• [Assignment]: Using the data below, return all lines in which "link" appears.
== == ==
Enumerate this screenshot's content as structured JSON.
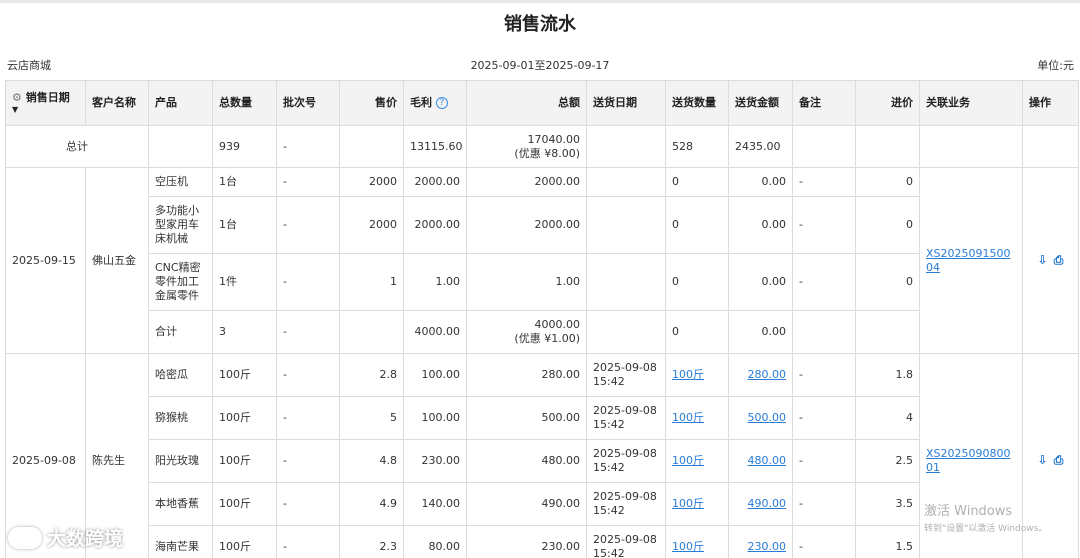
{
  "page": {
    "title": "销售流水",
    "store": "云店商城",
    "date_range": "2025-09-01至2025-09-17",
    "unit": "单位:元"
  },
  "columns": [
    "销售日期",
    "客户名称",
    "产品",
    "总数量",
    "批次号",
    "售价",
    "毛利",
    "总额",
    "送货日期",
    "送货数量",
    "送货金额",
    "备注",
    "进价",
    "关联业务",
    "操作"
  ],
  "total_row": {
    "label": "总计",
    "qty": "939",
    "batch": "-",
    "profit": "13115.60",
    "amount": "17040.00",
    "amount_discount": "(优惠 ¥8.00)",
    "deliver_qty": "528",
    "deliver_amount": "2435.00"
  },
  "groups": [
    {
      "date": "2025-09-15",
      "customer": "佛山五金",
      "link": "XS202509150004",
      "items": [
        {
          "product": "空压机",
          "qty": "1台",
          "batch": "-",
          "price": "2000",
          "profit": "2000.00",
          "amount": "2000.00",
          "deliver_date": "",
          "deliver_qty": "0",
          "deliver_amount": "0.00",
          "note": "-",
          "cost": "0"
        },
        {
          "product": "多功能小型家用车床机械",
          "qty": "1台",
          "batch": "-",
          "price": "2000",
          "profit": "2000.00",
          "amount": "2000.00",
          "deliver_date": "",
          "deliver_qty": "0",
          "deliver_amount": "0.00",
          "note": "-",
          "cost": "0"
        },
        {
          "product": "CNC精密零件加工金属零件",
          "qty": "1件",
          "batch": "-",
          "price": "1",
          "profit": "1.00",
          "amount": "1.00",
          "deliver_date": "",
          "deliver_qty": "0",
          "deliver_amount": "0.00",
          "note": "-",
          "cost": "0"
        }
      ],
      "subtotal": {
        "label": "合计",
        "qty": "3",
        "batch": "-",
        "profit": "4000.00",
        "amount": "4000.00",
        "amount_discount": "(优惠 ¥1.00)",
        "deliver_qty": "0",
        "deliver_amount": "0.00"
      }
    },
    {
      "date": "2025-09-08",
      "customer": "陈先生",
      "link": "XS202509080001",
      "items": [
        {
          "product": "哈密瓜",
          "qty": "100斤",
          "batch": "-",
          "price": "2.8",
          "profit": "100.00",
          "amount": "280.00",
          "deliver_date": "2025-09-08 15:42",
          "deliver_qty": "100斤",
          "deliver_amount": "280.00",
          "note": "-",
          "cost": "1.8"
        },
        {
          "product": "猕猴桃",
          "qty": "100斤",
          "batch": "-",
          "price": "5",
          "profit": "100.00",
          "amount": "500.00",
          "deliver_date": "2025-09-08 15:42",
          "deliver_qty": "100斤",
          "deliver_amount": "500.00",
          "note": "-",
          "cost": "4"
        },
        {
          "product": "阳光玫瑰",
          "qty": "100斤",
          "batch": "-",
          "price": "4.8",
          "profit": "230.00",
          "amount": "480.00",
          "deliver_date": "2025-09-08 15:42",
          "deliver_qty": "100斤",
          "deliver_amount": "480.00",
          "note": "-",
          "cost": "2.5"
        },
        {
          "product": "本地香蕉",
          "qty": "100斤",
          "batch": "-",
          "price": "4.9",
          "profit": "140.00",
          "amount": "490.00",
          "deliver_date": "2025-09-08 15:42",
          "deliver_qty": "100斤",
          "deliver_amount": "490.00",
          "note": "-",
          "cost": "3.5"
        },
        {
          "product": "海南芒果",
          "qty": "100斤",
          "batch": "-",
          "price": "2.3",
          "profit": "80.00",
          "amount": "230.00",
          "deliver_date": "2025-09-08 15:42",
          "deliver_qty": "100斤",
          "deliver_amount": "230.00",
          "note": "-",
          "cost": "1.5"
        }
      ]
    }
  ],
  "icons": {
    "settings": "gear-icon",
    "help": "help-circle-icon",
    "export": "download-icon",
    "print": "print-icon"
  },
  "overlay": {
    "watermark_title": "激活 Windows",
    "watermark_sub": "转到\"设置\"以激活 Windows。",
    "brand": "大数跨境"
  },
  "colors": {
    "link": "#2a7cd4",
    "header_bg": "#f3f3f3",
    "border": "#dcdcdc"
  }
}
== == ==
• [Solution]:
      "link": "XS202509150004",
      "link": "XS202509080001",
    "link": "#2a7cd4",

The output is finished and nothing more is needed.